1. The Complainer

This is perhaps the most common type of all difficult personalities. For many years, I found myself attracted to these type of girl friends, maybe because I enjoy playing the therapist role at times. But as much as I enjoyed helping them sort through their issues, I always felt drained after spending time with them. Oftentimes, what was meant to be a relaxing night over a glass of wine turned into a 3-hour venting session about why her love and/or work life sucked.

Dealing with a complainer involves a two-step approach. First, you need to know what not to do:

“Don’t agree with their complaints, don’t apologize (not immediately), and don’t become overly defensive or counter-attack because this only causes them to restate their complaints more heatedly,” says Clay Tucker-Ladd, Ph.D, author of Psychological Self-Help.

The second step is giving the complainer the tools he or she needs to come up with a solution.

“As you gather facts, create a problem-solving attitude. Be serious and supportive. Acknowledge the facts. Get the complaints in writing and in precise detail. Get others, including the complainer, involved in collecting more data that might lead to a solution,” says Tucker-Ladd.

2. The Pessimist

Similar to the complainer, pessimists drag people down with their negative energy. The main difference, however, is that the pessimist has a hopeless “I give up” and “It will never work” attitude. The danger in spending time with pessimists is that they can suck you into their cynical world before you realize it.

“Don’t argue with the pessimist; don’t immediately offer solutions to the difficulties predicted by the pessimist,” says Tucker Ladd. “Instead, make optimistic statements — showing that change is possible — and encourage [them] to brainstorm leading to several possible alternatives.”

Learn More About As You Think You Become

The next step is to ask what the worst possible outcome of each situation would be. This gives the pessimist an opportunity to problem solve, which will subtly help them move away from their negative assumptions.

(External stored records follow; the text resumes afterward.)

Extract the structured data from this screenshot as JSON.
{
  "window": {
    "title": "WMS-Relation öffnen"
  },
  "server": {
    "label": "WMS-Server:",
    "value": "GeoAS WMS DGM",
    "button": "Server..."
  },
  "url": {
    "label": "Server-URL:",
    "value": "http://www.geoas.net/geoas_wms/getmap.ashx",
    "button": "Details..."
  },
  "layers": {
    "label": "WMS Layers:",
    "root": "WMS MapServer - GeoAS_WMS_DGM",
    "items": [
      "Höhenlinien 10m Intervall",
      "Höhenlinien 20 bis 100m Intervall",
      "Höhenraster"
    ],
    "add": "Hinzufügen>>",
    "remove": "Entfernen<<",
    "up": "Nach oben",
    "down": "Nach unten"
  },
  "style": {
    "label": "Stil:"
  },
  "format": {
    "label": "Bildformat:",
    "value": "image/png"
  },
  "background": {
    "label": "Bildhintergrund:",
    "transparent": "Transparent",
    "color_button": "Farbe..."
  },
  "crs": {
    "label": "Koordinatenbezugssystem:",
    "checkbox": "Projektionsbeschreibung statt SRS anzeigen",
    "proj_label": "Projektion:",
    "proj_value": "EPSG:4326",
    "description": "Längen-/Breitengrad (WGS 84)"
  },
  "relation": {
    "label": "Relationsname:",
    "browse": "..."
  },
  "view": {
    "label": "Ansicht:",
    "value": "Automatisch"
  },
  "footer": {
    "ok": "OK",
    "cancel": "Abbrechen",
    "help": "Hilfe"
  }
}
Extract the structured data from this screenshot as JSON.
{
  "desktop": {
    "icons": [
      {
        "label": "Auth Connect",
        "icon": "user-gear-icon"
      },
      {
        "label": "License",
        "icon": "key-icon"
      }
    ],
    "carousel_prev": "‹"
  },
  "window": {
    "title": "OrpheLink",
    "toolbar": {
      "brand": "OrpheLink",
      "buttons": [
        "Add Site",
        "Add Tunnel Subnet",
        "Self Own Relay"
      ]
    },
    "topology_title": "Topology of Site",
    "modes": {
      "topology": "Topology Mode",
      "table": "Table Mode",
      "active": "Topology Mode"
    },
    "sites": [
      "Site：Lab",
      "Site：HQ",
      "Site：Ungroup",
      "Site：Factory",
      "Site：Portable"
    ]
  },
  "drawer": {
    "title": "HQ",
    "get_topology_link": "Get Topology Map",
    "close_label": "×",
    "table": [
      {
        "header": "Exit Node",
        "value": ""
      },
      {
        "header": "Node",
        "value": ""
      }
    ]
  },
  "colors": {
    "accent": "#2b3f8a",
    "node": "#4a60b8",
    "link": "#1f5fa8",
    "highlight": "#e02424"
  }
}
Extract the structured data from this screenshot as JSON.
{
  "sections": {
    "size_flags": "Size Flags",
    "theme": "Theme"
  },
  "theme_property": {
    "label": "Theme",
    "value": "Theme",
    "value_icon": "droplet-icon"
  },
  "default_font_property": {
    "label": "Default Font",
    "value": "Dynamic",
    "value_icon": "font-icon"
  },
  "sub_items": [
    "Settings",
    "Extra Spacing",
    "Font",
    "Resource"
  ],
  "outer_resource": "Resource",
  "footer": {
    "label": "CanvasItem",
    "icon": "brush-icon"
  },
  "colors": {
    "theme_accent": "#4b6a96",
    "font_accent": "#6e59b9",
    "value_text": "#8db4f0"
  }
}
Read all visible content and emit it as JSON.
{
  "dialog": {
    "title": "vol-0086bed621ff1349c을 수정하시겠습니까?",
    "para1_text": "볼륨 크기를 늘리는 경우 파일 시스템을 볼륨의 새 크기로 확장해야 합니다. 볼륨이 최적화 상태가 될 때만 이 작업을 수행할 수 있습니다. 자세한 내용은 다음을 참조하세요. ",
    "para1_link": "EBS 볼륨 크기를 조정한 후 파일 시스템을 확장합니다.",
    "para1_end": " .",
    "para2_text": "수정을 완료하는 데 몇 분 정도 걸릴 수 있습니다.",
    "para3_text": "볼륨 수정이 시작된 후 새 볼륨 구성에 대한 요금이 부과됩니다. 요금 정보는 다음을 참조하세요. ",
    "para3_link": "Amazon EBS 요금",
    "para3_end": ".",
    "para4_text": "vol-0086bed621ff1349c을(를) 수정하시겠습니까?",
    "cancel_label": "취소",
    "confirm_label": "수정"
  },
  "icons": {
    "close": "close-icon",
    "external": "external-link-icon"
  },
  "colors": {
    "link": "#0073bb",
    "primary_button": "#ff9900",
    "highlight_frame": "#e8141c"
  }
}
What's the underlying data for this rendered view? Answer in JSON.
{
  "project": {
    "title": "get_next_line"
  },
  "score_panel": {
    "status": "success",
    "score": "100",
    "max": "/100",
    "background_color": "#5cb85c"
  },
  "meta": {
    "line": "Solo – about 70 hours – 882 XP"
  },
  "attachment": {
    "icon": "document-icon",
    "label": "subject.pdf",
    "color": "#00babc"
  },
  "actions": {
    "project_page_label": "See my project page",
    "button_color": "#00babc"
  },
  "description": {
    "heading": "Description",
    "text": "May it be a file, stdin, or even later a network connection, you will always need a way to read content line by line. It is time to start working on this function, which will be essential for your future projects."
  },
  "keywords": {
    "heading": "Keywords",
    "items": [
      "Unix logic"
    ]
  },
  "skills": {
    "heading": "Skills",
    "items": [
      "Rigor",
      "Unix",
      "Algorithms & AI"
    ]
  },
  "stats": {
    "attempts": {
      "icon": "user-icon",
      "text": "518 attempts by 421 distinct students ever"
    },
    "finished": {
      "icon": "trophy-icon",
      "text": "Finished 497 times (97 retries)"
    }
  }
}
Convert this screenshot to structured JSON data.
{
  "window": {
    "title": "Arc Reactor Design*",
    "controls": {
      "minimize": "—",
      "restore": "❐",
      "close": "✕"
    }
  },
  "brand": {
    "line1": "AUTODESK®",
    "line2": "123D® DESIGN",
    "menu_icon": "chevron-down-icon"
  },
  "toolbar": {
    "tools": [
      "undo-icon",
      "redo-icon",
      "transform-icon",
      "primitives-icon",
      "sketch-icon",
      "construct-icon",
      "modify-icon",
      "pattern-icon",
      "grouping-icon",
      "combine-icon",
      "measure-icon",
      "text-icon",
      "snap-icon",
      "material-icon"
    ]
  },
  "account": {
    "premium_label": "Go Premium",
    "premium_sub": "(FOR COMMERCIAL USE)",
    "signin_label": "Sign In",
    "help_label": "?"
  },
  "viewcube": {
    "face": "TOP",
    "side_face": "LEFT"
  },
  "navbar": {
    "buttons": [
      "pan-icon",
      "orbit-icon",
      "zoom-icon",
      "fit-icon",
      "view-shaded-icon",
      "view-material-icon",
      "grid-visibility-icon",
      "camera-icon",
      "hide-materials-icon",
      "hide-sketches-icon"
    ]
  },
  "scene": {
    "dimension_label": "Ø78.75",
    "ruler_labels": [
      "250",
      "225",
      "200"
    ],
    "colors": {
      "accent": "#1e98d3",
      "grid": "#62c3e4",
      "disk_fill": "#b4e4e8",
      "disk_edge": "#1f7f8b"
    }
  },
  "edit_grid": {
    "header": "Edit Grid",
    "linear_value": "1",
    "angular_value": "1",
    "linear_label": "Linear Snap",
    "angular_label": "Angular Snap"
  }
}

See the other types of difficult people and how to cope with them.